   Chapter 2.2, Problem 50E

Chapter
Section
Textbook Problem

Show that if the statement 1 + 2 + 3 +   ... + n = n ( n + 1 ) 2 + 2 is assumed to be true for n = k , the same equation can be proved to be true for n = k + 1 . Explain why this does not prove that the statement is true for all positive integers. Is the statement true for all positive integers?
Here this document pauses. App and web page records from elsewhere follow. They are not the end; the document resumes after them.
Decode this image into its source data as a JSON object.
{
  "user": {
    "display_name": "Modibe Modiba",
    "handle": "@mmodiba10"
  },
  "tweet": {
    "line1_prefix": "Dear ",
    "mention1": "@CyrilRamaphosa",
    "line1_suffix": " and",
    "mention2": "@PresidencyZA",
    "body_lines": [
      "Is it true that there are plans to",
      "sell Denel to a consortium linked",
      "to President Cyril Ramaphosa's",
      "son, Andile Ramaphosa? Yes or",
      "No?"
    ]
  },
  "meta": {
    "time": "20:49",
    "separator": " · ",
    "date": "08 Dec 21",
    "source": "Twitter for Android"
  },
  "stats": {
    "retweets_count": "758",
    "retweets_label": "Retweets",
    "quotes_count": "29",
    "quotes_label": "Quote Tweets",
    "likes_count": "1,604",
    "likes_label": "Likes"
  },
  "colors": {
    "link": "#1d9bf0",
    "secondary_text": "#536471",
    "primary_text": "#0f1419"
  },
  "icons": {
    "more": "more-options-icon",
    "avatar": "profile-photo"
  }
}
Why?

To determine

Whether the statement “ 1+2+3++n=n(n+1)2+2 is assumed to be true for n=k,” then it is true for n=k+1 and explain why the statement is not true for all positive integers n.
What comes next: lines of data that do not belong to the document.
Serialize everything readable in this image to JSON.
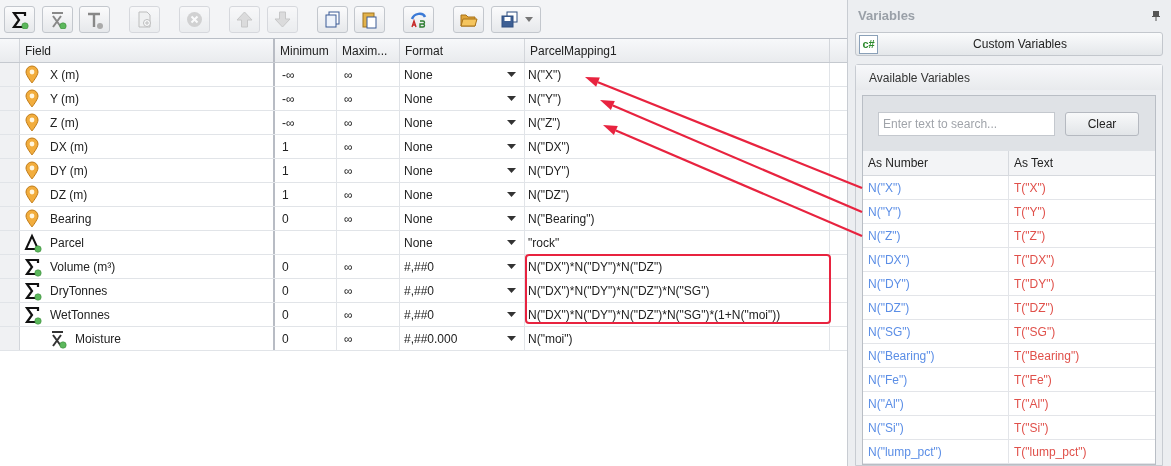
{
  "toolbar": [
    {
      "kind": "sigma",
      "disabled": false
    },
    {
      "kind": "xbar",
      "disabled": false
    },
    {
      "kind": "text",
      "disabled": false
    },
    {
      "kind": "add",
      "disabled": true
    },
    {
      "kind": "delete",
      "disabled": true
    },
    {
      "kind": "up",
      "disabled": true
    },
    {
      "kind": "down",
      "disabled": true
    },
    {
      "kind": "copy",
      "disabled": false
    },
    {
      "kind": "paste",
      "disabled": false
    },
    {
      "kind": "rename",
      "disabled": false
    },
    {
      "kind": "open",
      "disabled": false
    },
    {
      "kind": "save",
      "disabled": false
    }
  ],
  "grid": {
    "columns": [
      "Field",
      "Minimum",
      "Maxim...",
      "Format",
      "ParcelMapping1"
    ],
    "rows": [
      {
        "kind": "pin",
        "field": "X (m)",
        "minimum": "-∞",
        "maximum": "∞",
        "format": "None",
        "mapping": "N(\"X\")"
      },
      {
        "kind": "pin",
        "field": "Y (m)",
        "minimum": "-∞",
        "maximum": "∞",
        "format": "None",
        "mapping": "N(\"Y\")"
      },
      {
        "kind": "pin",
        "field": "Z (m)",
        "minimum": "-∞",
        "maximum": "∞",
        "format": "None",
        "mapping": "N(\"Z\")"
      },
      {
        "kind": "pin",
        "field": "DX (m)",
        "minimum": "1",
        "maximum": "∞",
        "format": "None",
        "mapping": "N(\"DX\")"
      },
      {
        "kind": "pin",
        "field": "DY (m)",
        "minimum": "1",
        "maximum": "∞",
        "format": "None",
        "mapping": "N(\"DY\")"
      },
      {
        "kind": "pin",
        "field": "DZ (m)",
        "minimum": "1",
        "maximum": "∞",
        "format": "None",
        "mapping": "N(\"DZ\")"
      },
      {
        "kind": "pin",
        "field": "Bearing",
        "minimum": "0",
        "maximum": "∞",
        "format": "None",
        "mapping": "N(\"Bearing\")"
      },
      {
        "kind": "delta",
        "field": "Parcel",
        "format": "None",
        "mapping": "\"rock\""
      },
      {
        "kind": "sigma",
        "field": "Volume (m³)",
        "minimum": "0",
        "maximum": "∞",
        "format": "#,##0",
        "mapping": "N(\"DX\")*N(\"DY\")*N(\"DZ\")"
      },
      {
        "kind": "sigma",
        "field": "DryTonnes",
        "minimum": "0",
        "maximum": "∞",
        "format": "#,##0",
        "mapping": "N(\"DX\")*N(\"DY\")*N(\"DZ\")*N(\"SG\")"
      },
      {
        "kind": "sigma",
        "field": "WetTonnes",
        "minimum": "0",
        "maximum": "∞",
        "format": "#,##0",
        "mapping": "N(\"DX\")*N(\"DY\")*N(\"DZ\")*N(\"SG\")*(1+N(\"moi\"))",
        "children": [
          {
            "kind": "xbar",
            "field": "Moisture",
            "minimum": "0",
            "maximum": "∞",
            "format": "#,##0.000",
            "mapping": "N(\"moi\")"
          }
        ]
      }
    ]
  },
  "variables_panel": {
    "title": "Variables",
    "custom_button": {
      "icon_text": "c#",
      "label": "Custom Variables"
    },
    "available": {
      "title": "Available Variables",
      "search": {
        "placeholder": "Enter text to search..."
      },
      "clear_button": "Clear",
      "columns": [
        "As Number",
        "As Text"
      ],
      "rows": [
        {
          "number": "N(\"X\")",
          "text": "T(\"X\")"
        },
        {
          "number": "N(\"Y\")",
          "text": "T(\"Y\")"
        },
        {
          "number": "N(\"Z\")",
          "text": "T(\"Z\")"
        },
        {
          "number": "N(\"DX\")",
          "text": "T(\"DX\")"
        },
        {
          "number": "N(\"DY\")",
          "text": "T(\"DY\")"
        },
        {
          "number": "N(\"DZ\")",
          "text": "T(\"DZ\")"
        },
        {
          "number": "N(\"SG\")",
          "text": "T(\"SG\")"
        },
        {
          "number": "N(\"Bearing\")",
          "text": "T(\"Bearing\")"
        },
        {
          "number": "N(\"Fe\")",
          "text": "T(\"Fe\")"
        },
        {
          "number": "N(\"Al\")",
          "text": "T(\"Al\")"
        },
        {
          "number": "N(\"Si\")",
          "text": "T(\"Si\")"
        },
        {
          "number": "N(\"lump_pct\")",
          "text": "T(\"lump_pct\")"
        }
      ]
    }
  }
}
Explanation

Given information:

The given statement is, “ 1+2+3++n=n(n+1)2+2 ”is true for n=k.

Formula used:

For all positive integers n, the statement Pn is true if,

a. Pn is true for n=1

b. The truth of Pk always implies that Pk+1 is true.

Proof:

Let Pn be the statement, “ 1+2+3++n=n(n+1)2+2

Assume that Pk is true.

1+2+3++k=k(k+1)2+2

For n=k+1

By induction hypothesis, 1+2+3++k=k(k+1)2+2

Adding k+1 on both sides,

1+2+3++k+(k+1)=k(k+1)2+2+(k+1)

Simplify R

Still sussing out bartleby?

Check out a sample textbook solution.

See a sample solution

The Solution to Your Study Problems

Bartleby provides explanations to thousands of textbook problems written by our experts, many with advanced degrees!

Get Started

Place the following set of n = 20 scores in a frequency distribution table.

Essentials of Statistics for The Behavioral Sciences (MindTap Course List)

Find the general indefinite integral. t(t2+3t+2)dt

Single Variable Calculus: Early Transcendentals, Volume I

True or False: n=1n+n3n2/3+n3/2+1 is a convergent series.

Study Guide for Stewart's Single Variable Calculus: Early Transcendentals, 8th

True or False: converges.

Study Guide for Stewart's Multivariable Calculus, 8th